Pirate Ship Folly
“Move your land-loving-lard-ass!” Billy yelled at two of the crew who were stowing a bit of the external equipment into the shelter on the ship as the rain and wind buffeted around them.
He pressed himself against the bulkhead to let the two pass before taking two more steps and opening the door into the bridge. He walked over to the controls and looked at the equipment that showed them any ships in the area. “Is that shit working?” He asked, leaning down to study the screen one more time. “It keeps fading in and out.”
Electronics operator Sally David replied after glancing at what Billy was looking at, “Bout as good as we can expect with the lightening and charged particles in the air, Billy.” She reached up to grab a metal tool and then delicately tapped above the screen.
It cleared up.
Billy stood back up and rubbed his chin, “So, not too far.” Then, everyone in the bridge reached out to hold on as the ship dipped to their left.
“SONOFABITCH!” Mellon cursed behind Billy. Billy turned in time to see the young recruit slide the last five feet before slamming up against a wall. Billy flinched from the sound of the collision, “Do a better job holding your ass up, Mellon!” Billy yelled before turning back to the screen and then up to the glass in front of him, attempting to look through the clouds and occasional open space which allowed him to see a distance through the clouds, lightening lighting up the clouds and the ship in front of them.
“I’m ready to eat some damned meat, tell those down in engineering and batteries we will move the product and slaves and then gut that ship after taking the equipment and batteries over there. But that means we have to go faster so redline those gauges, let’s come in like Hell’s own demons.
“Aye aye, Captain,” Sally David answered before turning back to her controls. She reached for the communications device.
New York City State
The city was a damned mess.
Akio hovered over the tallest building in the dark of the night, and with clouds covering the area he dropped out of the Pod and landed on the roof. He spent a little time looking over the city and the surrounding area before making his way down to the street level. He pushed out a bit of fear, keeping the area clear for him as he walked around.
He read the minds of those around him as he walked the streets.
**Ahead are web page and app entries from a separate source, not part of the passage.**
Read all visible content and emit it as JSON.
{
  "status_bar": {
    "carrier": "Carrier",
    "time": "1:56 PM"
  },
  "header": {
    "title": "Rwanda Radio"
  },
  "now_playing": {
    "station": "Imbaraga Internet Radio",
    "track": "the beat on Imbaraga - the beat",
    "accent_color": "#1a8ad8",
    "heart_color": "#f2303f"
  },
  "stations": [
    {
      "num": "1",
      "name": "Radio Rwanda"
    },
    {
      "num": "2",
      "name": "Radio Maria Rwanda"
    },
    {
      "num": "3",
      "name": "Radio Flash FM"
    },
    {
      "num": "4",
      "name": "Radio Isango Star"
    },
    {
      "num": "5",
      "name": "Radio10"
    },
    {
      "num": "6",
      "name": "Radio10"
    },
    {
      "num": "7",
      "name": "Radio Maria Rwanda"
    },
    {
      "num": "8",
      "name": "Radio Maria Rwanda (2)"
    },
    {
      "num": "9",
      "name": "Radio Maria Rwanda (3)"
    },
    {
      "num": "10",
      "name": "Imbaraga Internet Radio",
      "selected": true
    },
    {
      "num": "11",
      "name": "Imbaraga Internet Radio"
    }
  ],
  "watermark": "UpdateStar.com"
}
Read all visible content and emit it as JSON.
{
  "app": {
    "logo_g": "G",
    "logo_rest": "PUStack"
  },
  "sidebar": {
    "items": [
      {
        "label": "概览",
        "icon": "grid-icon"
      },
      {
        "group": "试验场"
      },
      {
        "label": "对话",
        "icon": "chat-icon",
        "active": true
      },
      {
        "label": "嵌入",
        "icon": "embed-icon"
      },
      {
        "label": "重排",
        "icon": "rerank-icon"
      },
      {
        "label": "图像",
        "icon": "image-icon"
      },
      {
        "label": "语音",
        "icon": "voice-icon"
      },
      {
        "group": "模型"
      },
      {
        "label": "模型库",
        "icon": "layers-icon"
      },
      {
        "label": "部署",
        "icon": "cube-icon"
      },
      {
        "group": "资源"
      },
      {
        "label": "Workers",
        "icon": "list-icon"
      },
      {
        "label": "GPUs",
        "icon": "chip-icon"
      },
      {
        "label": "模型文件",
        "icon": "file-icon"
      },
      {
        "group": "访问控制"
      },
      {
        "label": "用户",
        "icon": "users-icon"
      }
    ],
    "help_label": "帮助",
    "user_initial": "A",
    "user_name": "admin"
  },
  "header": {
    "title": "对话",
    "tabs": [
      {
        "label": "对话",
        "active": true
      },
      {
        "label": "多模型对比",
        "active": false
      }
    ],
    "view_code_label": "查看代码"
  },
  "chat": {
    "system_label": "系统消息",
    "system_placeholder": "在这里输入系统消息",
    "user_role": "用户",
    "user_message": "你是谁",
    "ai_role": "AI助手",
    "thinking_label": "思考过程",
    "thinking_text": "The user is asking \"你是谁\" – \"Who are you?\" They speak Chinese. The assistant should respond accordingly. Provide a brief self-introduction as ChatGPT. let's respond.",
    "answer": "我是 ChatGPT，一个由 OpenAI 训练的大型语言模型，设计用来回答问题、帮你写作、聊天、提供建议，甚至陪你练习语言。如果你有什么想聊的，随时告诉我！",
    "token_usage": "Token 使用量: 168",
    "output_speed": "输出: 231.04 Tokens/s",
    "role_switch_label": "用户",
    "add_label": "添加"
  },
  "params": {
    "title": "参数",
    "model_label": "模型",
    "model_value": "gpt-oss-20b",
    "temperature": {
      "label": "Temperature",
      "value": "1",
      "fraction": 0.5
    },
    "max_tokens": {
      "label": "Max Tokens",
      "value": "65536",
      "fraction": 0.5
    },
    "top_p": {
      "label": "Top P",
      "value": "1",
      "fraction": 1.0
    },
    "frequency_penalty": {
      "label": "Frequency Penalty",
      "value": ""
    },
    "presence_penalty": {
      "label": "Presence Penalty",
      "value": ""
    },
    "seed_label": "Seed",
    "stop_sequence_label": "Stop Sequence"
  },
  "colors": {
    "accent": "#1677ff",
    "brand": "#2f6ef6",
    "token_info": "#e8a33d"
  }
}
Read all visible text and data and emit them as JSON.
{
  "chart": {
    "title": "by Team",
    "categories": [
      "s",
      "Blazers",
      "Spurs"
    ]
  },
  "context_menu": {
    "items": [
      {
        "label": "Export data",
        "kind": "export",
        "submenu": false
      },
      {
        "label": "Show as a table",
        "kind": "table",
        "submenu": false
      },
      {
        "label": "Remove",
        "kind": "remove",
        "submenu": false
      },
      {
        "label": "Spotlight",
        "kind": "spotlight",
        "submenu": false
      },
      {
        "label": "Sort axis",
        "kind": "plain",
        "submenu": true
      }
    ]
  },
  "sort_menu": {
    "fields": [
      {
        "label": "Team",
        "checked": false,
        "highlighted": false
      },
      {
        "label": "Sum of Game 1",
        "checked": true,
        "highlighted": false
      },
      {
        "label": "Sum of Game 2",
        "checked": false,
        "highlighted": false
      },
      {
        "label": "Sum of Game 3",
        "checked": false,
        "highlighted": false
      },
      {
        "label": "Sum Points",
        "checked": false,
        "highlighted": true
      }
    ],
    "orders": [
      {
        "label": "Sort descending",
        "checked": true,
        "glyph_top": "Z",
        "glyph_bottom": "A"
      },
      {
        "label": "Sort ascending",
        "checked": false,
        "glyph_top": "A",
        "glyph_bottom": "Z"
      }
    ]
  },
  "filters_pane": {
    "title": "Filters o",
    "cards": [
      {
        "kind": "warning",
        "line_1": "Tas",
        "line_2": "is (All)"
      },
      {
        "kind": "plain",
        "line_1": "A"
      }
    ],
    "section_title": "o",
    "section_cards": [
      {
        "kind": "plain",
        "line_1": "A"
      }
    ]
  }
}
The most interesting bits of information came from the police.
There had been a major battle here, and it had changed many people in various ways. Some of them grew closer, some further apart.
A few had killed themselves.
Akio allowed his mind to wander to the airport, where he was able to move unseen among the men and women drinking coffee, talking amongst themselves and directing ships which had arrived late at night to clamp on to the massive towers, reeling the ships in and connecting them for passengers to be able to drop off.
Only one ship was connected at this time.
“We’ve lost them, the Captain of the ArchAngel says he was going into the storm to shake the pirates behind him.” One woman spoke to her friend as the two of them came around a corner of a building, the lights casting their faces in shadows as Akio turned to read their thoughts.
He pursed his lips and stepped back into the shadows, “Eve?”
“Here,” the AI’s voice came back.
“Bring the ship to me,” Akio replied.
“There is a hidden square about twelve blocks north …” Eve started, but Akio interrupted.
“Here.” Akio told the AI, “Now.”
FROM MICHAEL >>> So, about 1:30 AM this morning, I finished the edits for Damned Into Hell, Trials and Tribulations Book 02 with Natalie Grey. We are only waiting on a cover (it is in JIT right now) and then it will be released as I continue working on The Darkest Night.
Tomorrow, I have a phone call with a previous BAEN Editor, or at least one who had worked w/ BAEN at one time. I don’t know the stories personally, but I’ve gleaned enough to know that I wish I was around and working with those guys when Jim Baen was alive. I have read the amazing obituary penned by Dave (David) Drake – you can read it here http://david-drake.com/2006/jim-baen/ – and I hope that someday, maybe I’ll be remembered as someone who ripped up the normal way of doing stuff for readers, and that it worked out for fans of LMBPN Publishing like it has for those of us (including myself) who love BAEN.
Anyway, I get to chat with an Editor who worked with them and it kind of made me melancholy thinking back over my own history of reading, and enjoying so many damned fine stories by the men and women of Sci-Fi / Fantasy and Military Fiction. I know that those of us who have come lately stand on some incredible shoulders.
To those of you at BAEN Books who are alive, and to those who have passed on …